Goal of the exercise
An exact copy of every record, with no pictures, please.

Input records
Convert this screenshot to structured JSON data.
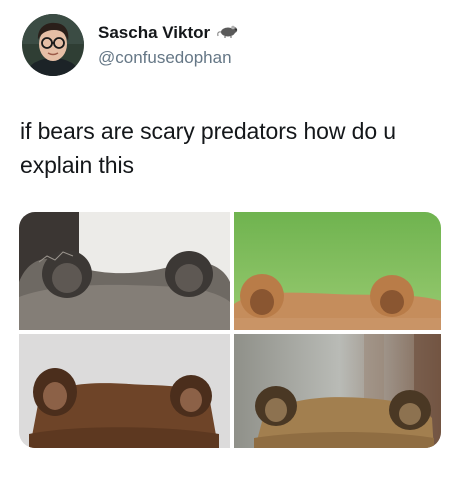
{
  "tweet": {
    "display_name": "Sascha Viktor",
    "handle": "@confusedophan",
    "badge_icon": "rat-emoji-icon",
    "text": "if bears are scary predators how do u explain this",
    "avatar_icon": "profile-photo-person-with-glasses",
    "media": [
      {
        "description_icon": "bear-ears-photo-1",
        "bg": "#e9e7e5",
        "fur": "#6f6a63"
      },
      {
        "description_icon": "bear-ears-photo-2",
        "bg": "#7fbf5a",
        "fur": "#c28a5a"
      },
      {
        "description_icon": "bear-ears-photo-3",
        "bg": "#dcdcdc",
        "fur": "#6b4327"
      },
      {
        "description_icon": "bear-ears-photo-4",
        "bg": "#9fa2a0",
        "fur": "#8b6a40"
      }
    ]
  }
}
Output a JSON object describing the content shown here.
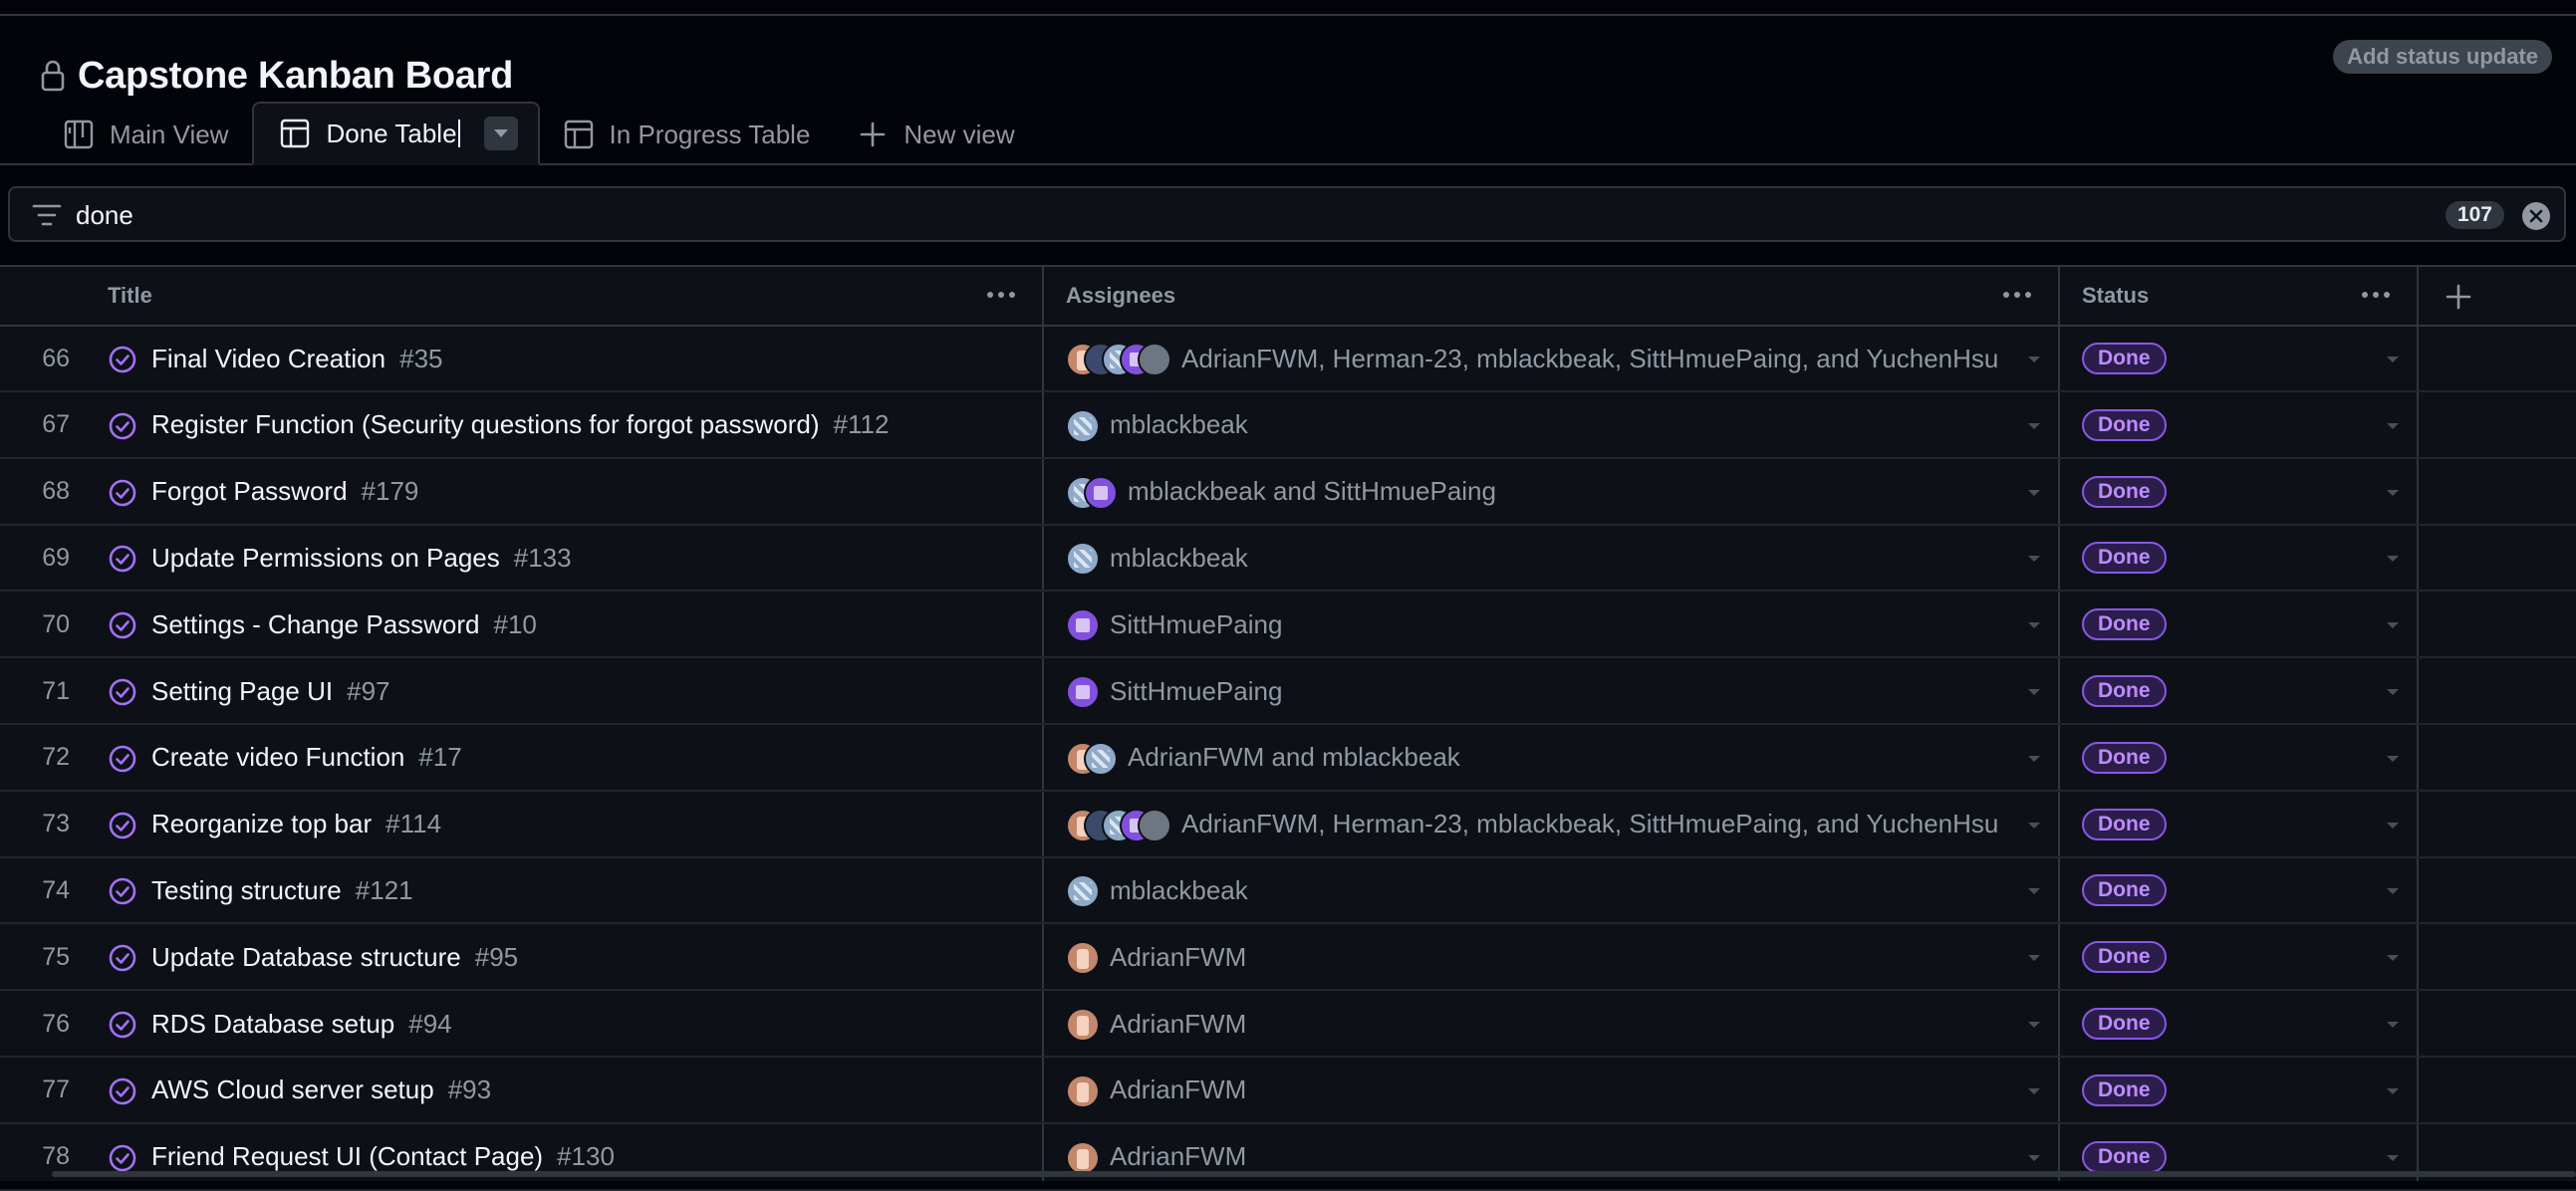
{
  "project": {
    "title": "Capstone Kanban Board",
    "status_update_label": "Add status update"
  },
  "tabs": [
    {
      "label": "Main View",
      "icon": "board-icon",
      "active": false
    },
    {
      "label": "Done Table",
      "icon": "table-icon",
      "active": true
    },
    {
      "label": "In Progress Table",
      "icon": "table-icon",
      "active": false
    },
    {
      "label": "New view",
      "icon": "plus-icon",
      "active": false
    }
  ],
  "filter": {
    "value": "done",
    "count": "107"
  },
  "columns": {
    "title": "Title",
    "assignees": "Assignees",
    "status": "Status"
  },
  "rows": [
    {
      "num": "66",
      "title": "Final Video Creation",
      "issue": "#35",
      "assignees": "AdrianFWM, Herman-23, mblackbeak, SittHmuePaing, and YuchenHsu",
      "status": "Done"
    },
    {
      "num": "67",
      "title": "Register Function (Security questions for forgot password)",
      "issue": "#112",
      "assignees": "mblackbeak",
      "status": "Done"
    },
    {
      "num": "68",
      "title": "Forgot Password",
      "issue": "#179",
      "assignees": "mblackbeak and SittHmuePaing",
      "status": "Done"
    },
    {
      "num": "69",
      "title": "Update Permissions on Pages",
      "issue": "#133",
      "assignees": "mblackbeak",
      "status": "Done"
    },
    {
      "num": "70",
      "title": "Settings - Change Password",
      "issue": "#10",
      "assignees": "SittHmuePaing",
      "status": "Done"
    },
    {
      "num": "71",
      "title": "Setting Page UI",
      "issue": "#97",
      "assignees": "SittHmuePaing",
      "status": "Done"
    },
    {
      "num": "72",
      "title": "Create video Function",
      "issue": "#17",
      "assignees": "AdrianFWM and mblackbeak",
      "status": "Done"
    },
    {
      "num": "73",
      "title": "Reorganize top bar",
      "issue": "#114",
      "assignees": "AdrianFWM, Herman-23, mblackbeak, SittHmuePaing, and YuchenHsu",
      "status": "Done"
    },
    {
      "num": "74",
      "title": "Testing structure",
      "issue": "#121",
      "assignees": "mblackbeak",
      "status": "Done"
    },
    {
      "num": "75",
      "title": "Update Database structure",
      "issue": "#95",
      "assignees": "AdrianFWM",
      "status": "Done"
    },
    {
      "num": "76",
      "title": "RDS Database setup",
      "issue": "#94",
      "assignees": "AdrianFWM",
      "status": "Done"
    },
    {
      "num": "77",
      "title": "AWS Cloud server setup",
      "issue": "#93",
      "assignees": "AdrianFWM",
      "status": "Done"
    },
    {
      "num": "78",
      "title": "Friend Request UI (Contact Page)",
      "issue": "#130",
      "assignees": "AdrianFWM",
      "status": "Done"
    }
  ],
  "colors": {
    "background": "#010409",
    "surface": "#0d1117",
    "border": "#30363d",
    "done_purple": "#8957e5",
    "text": "#e6edf3",
    "muted": "#9198a1"
  }
}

Answer to the problem
Convert this screenshot to structured JSON data.
{
  "tweet": {
    "display_name": "Sascha Viktor",
    "handle": "@confusedophan",
    "badge_icon": "rat-emoji-icon",
    "text": "if bears are scary predators how do u explain this",
    "avatar_icon": "profile-photo-person-with-glasses",
    "media": [
      {
        "description_icon": "bear-ears-photo-1",
        "bg": "#e9e7e5",
        "fur": "#6f6a63"
      },
      {
        "description_icon": "bear-ears-photo-2",
        "bg": "#7fbf5a",
        "fur": "#c28a5a"
      },
      {
        "description_icon": "bear-ears-photo-3",
        "bg": "#dcdcdc",
        "fur": "#6b4327"
      },
      {
        "description_icon": "bear-ears-photo-4",
        "bg": "#9fa2a0",
        "fur": "#8b6a40"
      }
    ]
  }
}
Output a JSON object describing the content shown here.
{
  "project": {
    "title": "Capstone Kanban Board",
    "status_update_label": "Add status update"
  },
  "tabs": [
    {
      "label": "Main View",
      "icon": "board-icon",
      "active": false
    },
    {
      "label": "Done Table",
      "icon": "table-icon",
      "active": true
    },
    {
      "label": "In Progress Table",
      "icon": "table-icon",
      "active": false
    },
    {
      "label": "New view",
      "icon": "plus-icon",
      "active": false
    }
  ],
  "filter": {
    "value": "done",
    "count": "107"
  },
  "columns": {
    "title": "Title",
    "assignees": "Assignees",
    "status": "Status"
  },
  "rows": [
    {
      "num": "66",
      "title": "Final Video Creation",
      "issue": "#35",
      "assignees": "AdrianFWM, Herman-23, mblackbeak, SittHmuePaing, and YuchenHsu",
      "status": "Done"
    },
    {
      "num": "67",
      "title": "Register Function (Security questions for forgot password)",
      "issue": "#112",
      "assignees": "mblackbeak",
      "status": "Done"
    },
    {
      "num": "68",
      "title": "Forgot Password",
      "issue": "#179",
      "assignees": "mblackbeak and SittHmuePaing",
      "status": "Done"
    },
    {
      "num": "69",
      "title": "Update Permissions on Pages",
      "issue": "#133",
      "assignees": "mblackbeak",
      "status": "Done"
    },
    {
      "num": "70",
      "title": "Settings - Change Password",
      "issue": "#10",
      "assignees": "SittHmuePaing",
      "status": "Done"
    },
    {
      "num": "71",
      "title": "Setting Page UI",
      "issue": "#97",
      "assignees": "SittHmuePaing",
      "status": "Done"
    },
    {
      "num": "72",
      "title": "Create video Function",
      "issue": "#17",
      "assignees": "AdrianFWM and mblackbeak",
      "status": "Done"
    },
    {
      "num": "73",
      "title": "Reorganize top bar",
      "issue": "#114",
      "assignees": "AdrianFWM, Herman-23, mblackbeak, SittHmuePaing, and YuchenHsu",
      "status": "Done"
    },
    {
      "num": "74",
      "title": "Testing structure",
      "issue": "#121",
      "assignees": "mblackbeak",
      "status": "Done"
    },
    {
      "num": "75",
      "title": "Update Database structure",
      "issue": "#95",
      "assignees": "AdrianFWM",
      "status": "Done"
    },
    {
      "num": "76",
      "title": "RDS Database setup",
      "issue": "#94",
      "assignees": "AdrianFWM",
      "status": "Done"
    },
    {
      "num": "77",
      "title": "AWS Cloud server setup",
      "issue": "#93",
      "assignees": "AdrianFWM",
      "status": "Done"
    },
    {
      "num": "78",
      "title": "Friend Request UI (Contact Page)",
      "issue": "#130",
      "assignees": "AdrianFWM",
      "status": "Done"
    }
  ],
  "colors": {
    "background": "#010409",
    "surface": "#0d1117",
    "border": "#30363d",
    "done_purple": "#8957e5",
    "text": "#e6edf3",
    "muted": "#9198a1"
  }
}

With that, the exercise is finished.